On the Horsefly Salvage job, as on most jobs, Seth mans the controls on the Timbco 425 with a Log Max 750 head. “It’s got a lot of power, almost too much, and you can cut up to 30 inches,” he says. “We wanted the Timbco because we needed a more powerhouse machine to handle the rougher wood. The Rottne won’t cut the 20- inch wood; it’s made for 12 to 16 inches. But the Timbco can handle the bigger stuff.” Tom and his fiancée Tara keep tabs on the business side, and Tom does double duty on the Rottne SMV rubber- tired harvester as well. “I’ve been running the Rottne since high school and probably have 11,000 hours on it by now,” Tom says. “I’m familiar with it and what took five hours to fix five years ago now takes five minutes.” Both Seth and Tom agree that the rubber-tired harvester is easier on the body, especially the back, and the Rottne, with its air-ride seats, claim it is like riding around in a pickup all day. No matter what the comfort level, however, Tom notes that he and Seth set the pace for their woods operations. “We’re the guys on the cutting machines, so we set the rate of production. By putting the guys paying the bills in front of production, it’s different than having an hourly wage guy set the rate. I think that’s important to our business.” Seth also sees the forwarders as key in profit margins. “Harvesters have a down side because they’re more expensive and require more maintenance. The forwarders have kept us alive because of their low maintenance. There aren’t any saw chains or bars to replace, so there’s a margin of profit gained on forwarders. We would just break even with harvesters.”

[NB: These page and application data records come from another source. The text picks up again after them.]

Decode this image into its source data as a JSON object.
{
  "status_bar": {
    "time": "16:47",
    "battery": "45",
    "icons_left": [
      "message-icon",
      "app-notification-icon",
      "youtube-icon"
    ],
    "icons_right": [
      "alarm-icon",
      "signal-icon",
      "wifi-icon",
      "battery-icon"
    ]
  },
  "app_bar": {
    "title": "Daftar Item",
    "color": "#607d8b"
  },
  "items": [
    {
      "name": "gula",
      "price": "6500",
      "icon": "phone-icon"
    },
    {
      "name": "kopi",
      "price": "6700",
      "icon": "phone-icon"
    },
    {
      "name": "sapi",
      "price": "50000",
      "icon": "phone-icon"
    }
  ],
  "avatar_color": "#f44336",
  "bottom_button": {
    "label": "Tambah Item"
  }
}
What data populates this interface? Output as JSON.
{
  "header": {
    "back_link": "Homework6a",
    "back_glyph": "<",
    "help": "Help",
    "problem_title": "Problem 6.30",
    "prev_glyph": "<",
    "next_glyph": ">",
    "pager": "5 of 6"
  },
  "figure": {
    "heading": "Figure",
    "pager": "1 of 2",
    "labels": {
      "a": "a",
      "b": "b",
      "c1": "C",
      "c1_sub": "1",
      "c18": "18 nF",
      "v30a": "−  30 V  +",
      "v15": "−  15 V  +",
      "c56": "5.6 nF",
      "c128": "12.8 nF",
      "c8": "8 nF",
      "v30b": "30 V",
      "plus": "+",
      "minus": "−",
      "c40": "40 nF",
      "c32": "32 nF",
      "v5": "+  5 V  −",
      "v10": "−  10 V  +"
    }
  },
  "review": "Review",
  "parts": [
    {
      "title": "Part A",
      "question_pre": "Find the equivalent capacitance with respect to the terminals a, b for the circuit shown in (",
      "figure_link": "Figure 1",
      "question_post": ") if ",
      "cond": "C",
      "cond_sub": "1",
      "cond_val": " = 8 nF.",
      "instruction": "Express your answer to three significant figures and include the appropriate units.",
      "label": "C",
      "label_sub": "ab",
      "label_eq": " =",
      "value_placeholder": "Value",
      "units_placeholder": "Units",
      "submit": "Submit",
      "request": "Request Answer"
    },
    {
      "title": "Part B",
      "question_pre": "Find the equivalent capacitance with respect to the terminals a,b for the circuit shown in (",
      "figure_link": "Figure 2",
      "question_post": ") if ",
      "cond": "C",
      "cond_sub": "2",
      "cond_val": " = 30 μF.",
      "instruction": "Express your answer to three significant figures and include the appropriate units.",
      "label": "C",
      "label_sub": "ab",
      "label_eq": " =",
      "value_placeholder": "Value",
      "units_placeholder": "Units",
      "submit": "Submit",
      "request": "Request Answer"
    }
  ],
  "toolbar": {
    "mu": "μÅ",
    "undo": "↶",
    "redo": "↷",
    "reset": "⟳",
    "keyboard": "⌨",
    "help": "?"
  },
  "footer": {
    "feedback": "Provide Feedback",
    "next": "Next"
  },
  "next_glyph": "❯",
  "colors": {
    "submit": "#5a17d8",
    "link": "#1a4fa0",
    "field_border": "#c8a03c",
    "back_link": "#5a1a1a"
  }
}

Business Savvy
For the Zacharias brothers, there’s been plenty of trial and error. “We push out a lot more wood than we used to, and we’ve restructured after watching others,” says Tom. “For one thing, we bought a lot of used or repossessed equipment that we’re familiar with and can fix easily. Also, we don’t like to finance longer than three years. You have to be realistic about how long things last, and it’s not worth it when you’re done whether it cost $500,000 or $50,000. We keep good components, and do all our own mechanics, but we don’t repaint our machines every year or things like that.” Seth shares plenty of credit with crewmembers for any success stories. “The crew keeps us running and you can’t make it without good employees. This is the best crew we ever had and you have to pay them and give them benefits if you want to keep them. Jim Adams, who drives one of the forwarders, worked for our dad and granddad. We used to run a bigger crew, but the young guys just didn’t work out. Most of them didn’t want to get up early, and they were a lot tougher on equipment. There’s a lot more rip and tear with younger guys.” The more mature loggers are also more seasoned mechanics, another asset when about 99 percent of mechanical repairs are done in the woods, according to Seth.

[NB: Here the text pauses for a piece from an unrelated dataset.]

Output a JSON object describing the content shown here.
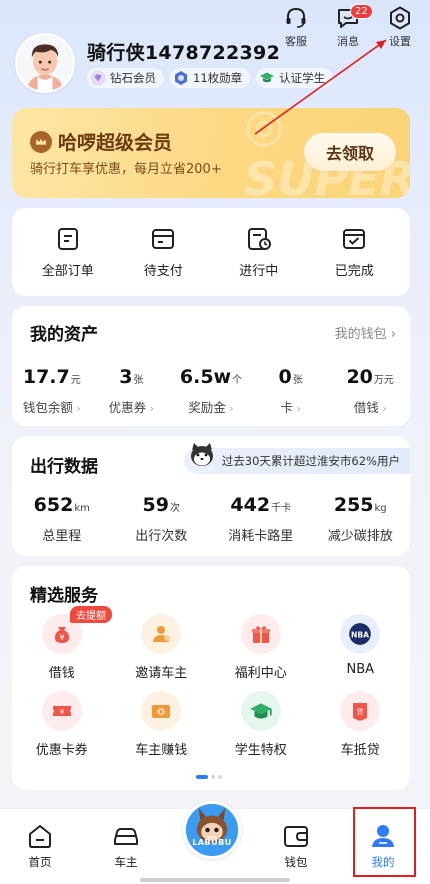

Seth piloting the Timbco harvester through Oregon’s ski country.

Hard Work But Satisfying
To the two guys who get up before the chickens, it’s definitely the-earlybird- gets-the-worm thinking. Tom admits that sometimes the juggling act gets pretty tricky. “If I could have my dream, it would be to get to work and not have it be a battle that gets me all stressed out,” he says, detailing some occasions when the crew was only three days from completion on one job before the next one showed up. “It sometimes feels like we’re hanging by a thread and if you miss one pay period, it’s hard to recover.” With loggers getting hammered by federal regulations and loopholes, Tom and Seth Zacharias actually court such hassles. But for them it’s the only game in town. The extra chores of flagging trails, dealing with slash, stumps and water bars, and just interacting with pickier supervisors isn’t exactly fun, but the guys find great satisfaction in saying they got it done, and did it right. And somewhere down the line there may be an advantage. “Sometimes I look around and see that we’re about the only ones our age doing this,” says Tom. “I’d like to think that it may pay off and we can stay in the business. If we can just make it through the tough times, who knows, someday we might be some of the only ones left to do the jobs.”

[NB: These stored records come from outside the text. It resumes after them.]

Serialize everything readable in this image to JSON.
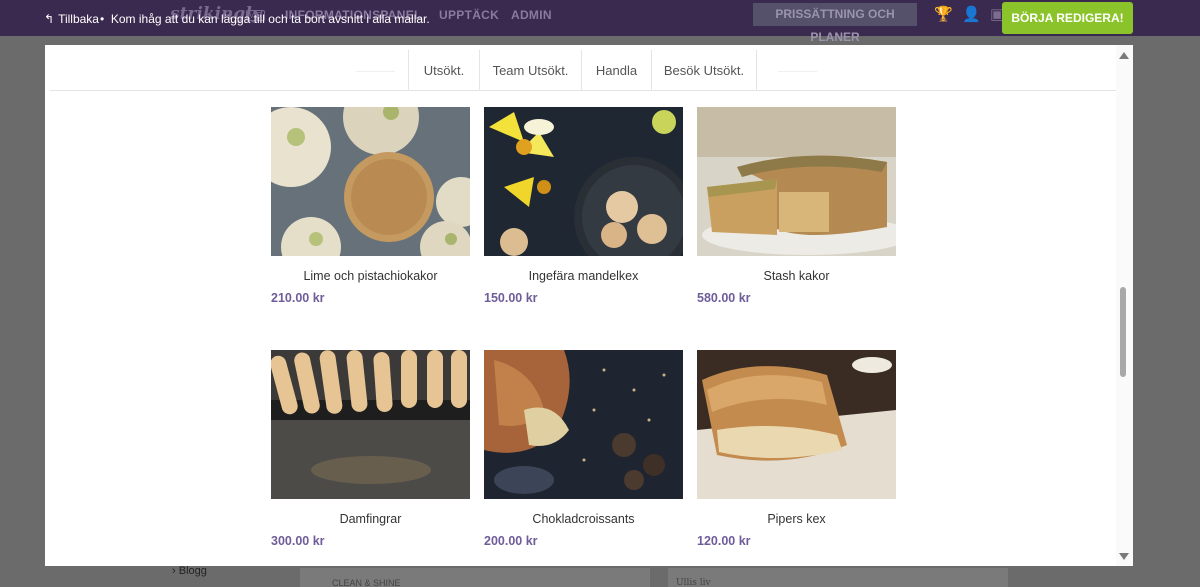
{
  "topbar": {
    "back_label": "Tillbaka",
    "separator": "•",
    "tip": "Kom ihåg att du kan lägga till och ta bort avsnitt i alla mallar.",
    "logo": "strikingly",
    "logo_badge": "VIP",
    "nav": [
      "INFORMATIONSPANEL",
      "UPPTÄCK",
      "ADMIN"
    ],
    "pricing_label": "PRISSÄTTNING OCH PLANER",
    "start_label": "BÖRJA REDIGERA!",
    "accent_color": "#8bc42a",
    "bar_color": "#3b2a4f"
  },
  "tabs": [
    "Utsökt.",
    "Team Utsökt.",
    "Handla",
    "Besök Utsökt."
  ],
  "products": [
    {
      "name": "Lime och pistachiokakor",
      "price": "210.00 kr"
    },
    {
      "name": "Ingefära mandelkex",
      "price": "150.00 kr"
    },
    {
      "name": "Stash kakor",
      "price": "580.00 kr"
    },
    {
      "name": "Damfingrar",
      "price": "300.00 kr"
    },
    {
      "name": "Chokladcroissants",
      "price": "200.00 kr"
    },
    {
      "name": "Pipers kex",
      "price": "120.00 kr"
    }
  ],
  "price_color": "#6e5d99",
  "background_page": {
    "bottom_left": "Blogg",
    "bottom_card": "CLEAN & SHINE",
    "bottom_right": "Ullis liv"
  }
}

TW

   This service is temporarily unavailable

 

 

This page was last updated on Tuesday, September 28, 2004